Existing tensions between them reflect more of a relationship between an existing superpower and a rising power than anything else. In the opinion of Richard Haass, the US and China are peer competitors and their confrontation can have serious repercussions on the geopolitics of the twenty-first century. The Chinese mega infrastructure project known as Belt and Road Initiative (BRI) is an example of its grand commercial mercantilist move with political designs to enhance its global influence. This concept is deeply rooted in the psyche of US policy makers. They emphasise that America must be more strategic in planning its economic future.

Interdependence
American thinkers believe that China’s unveiling of Made in China 2025 programme in 2015 underscores the country’s willingness to use government subsidies and state-owned enterprises to dominate key technologies. Their fear is that China is changing the global economic system instead of that system changing China’s. The US attitude to China is sharply influenced by Beijing’s suspension of the export of the medical supplies including face masks produced in Shanghai by American 3M company during the pandemic. This has reinforced their conviction that it should not rely on foreigners for critical products. Being cognizant of this the Biden government has announced a 100-day review of supply chains involving technologies including pharmaceuticals and their active ingredients.
Despite their adversarial relations, there is hardly any alternative to US-China cooperation for tackling world’s gravest challenges like pandemic and climate change. Their interdependence will hopefully prevent the strategic competition from turning into confrontation, which is beneficial to the humanity as a whole.

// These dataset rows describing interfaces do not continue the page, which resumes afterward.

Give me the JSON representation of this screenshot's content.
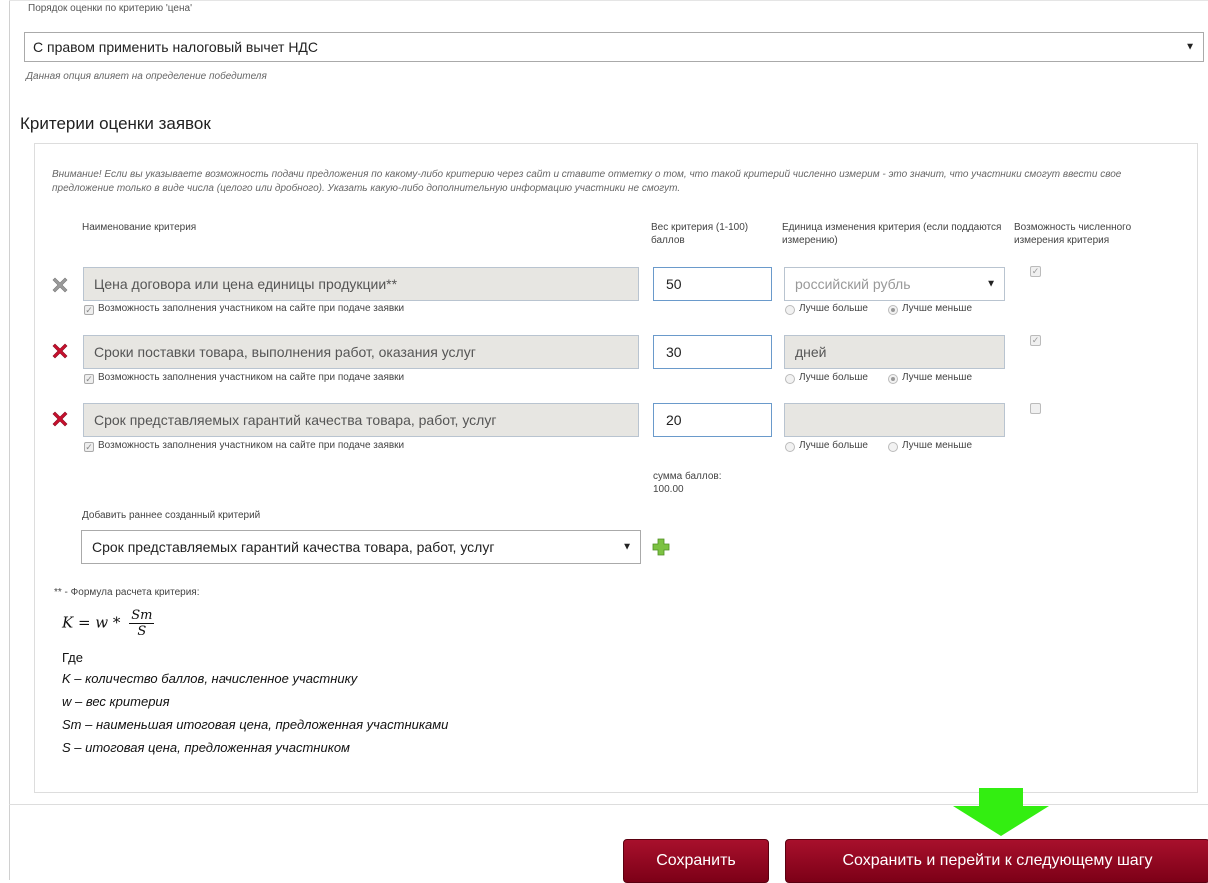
{
  "vat": {
    "label": "Порядок оценки по критерию 'цена'",
    "value": "С правом применить налоговый вычет НДС",
    "hint": "Данная опция влияет на определение победителя"
  },
  "section_title": "Критерии оценки заявок",
  "warning": "Внимание! Если вы указываете возможность подачи предложения по какому-либо критерию через сайт и ставите отметку о том, что такой критерий численно измерим - это значит, что участники смогут ввести свое предложение только в виде числа (целого или дробного). Указать какую-либо дополнительную информацию участники не смогут.",
  "columns": {
    "name": "Наименование критерия",
    "weight": "Вес критерия (1-100) баллов",
    "unit": "Единица изменения критерия (если поддаются измерению)",
    "measurable": "Возможность численного измерения критерия"
  },
  "criteria": [
    {
      "name": "Цена договора или цена единицы продукции**",
      "weight": "50",
      "unit": "российский рубль",
      "site_fill_label": "Возможность заполнения участником на сайте при подаче заявки",
      "better_more": "Лучше больше",
      "better_less": "Лучше меньше",
      "measurable_checked": true
    },
    {
      "name": "Сроки поставки товара, выполнения работ, оказания услуг",
      "weight": "30",
      "unit": "дней",
      "site_fill_label": "Возможность заполнения участником на сайте при подаче заявки",
      "better_more": "Лучше больше",
      "better_less": "Лучше меньше",
      "measurable_checked": true
    },
    {
      "name": "Срок представляемых гарантий качества товара, работ, услуг",
      "weight": "20",
      "unit": "",
      "site_fill_label": "Возможность заполнения участником на сайте при подаче заявки",
      "better_more": "Лучше больше",
      "better_less": "Лучше меньше",
      "measurable_checked": false
    }
  ],
  "sum_label": "сумма баллов:",
  "sum_value": "100.00",
  "add": {
    "label": "Добавить раннее созданный критерий",
    "value": "Срок представляемых гарантий качества товара, работ, услуг"
  },
  "formula": {
    "note": "** - Формула расчета критерия:",
    "lhs": "K = w *",
    "num": "Sm",
    "den": "S",
    "where": "Где",
    "lines": [
      "K – количество баллов, начисленное участнику",
      "w – вес критерия",
      "Sm – наименьшая итоговая цена, предложенная участниками",
      "S – итоговая цена, предложенная участником"
    ]
  },
  "buttons": {
    "save": "Сохранить",
    "save_next": "Сохранить и перейти к следующему шагу"
  },
  "colors": {
    "button": "#8c0a22",
    "delete_active": "#c8102e",
    "delete_disabled": "#9a9a9a",
    "arrow": "#33ee11",
    "plus": "#7cc242"
  }
}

(Thapa was Foreign Relations Advisor to the Prime Minister from 2008-09. thapahira17@gmail.com)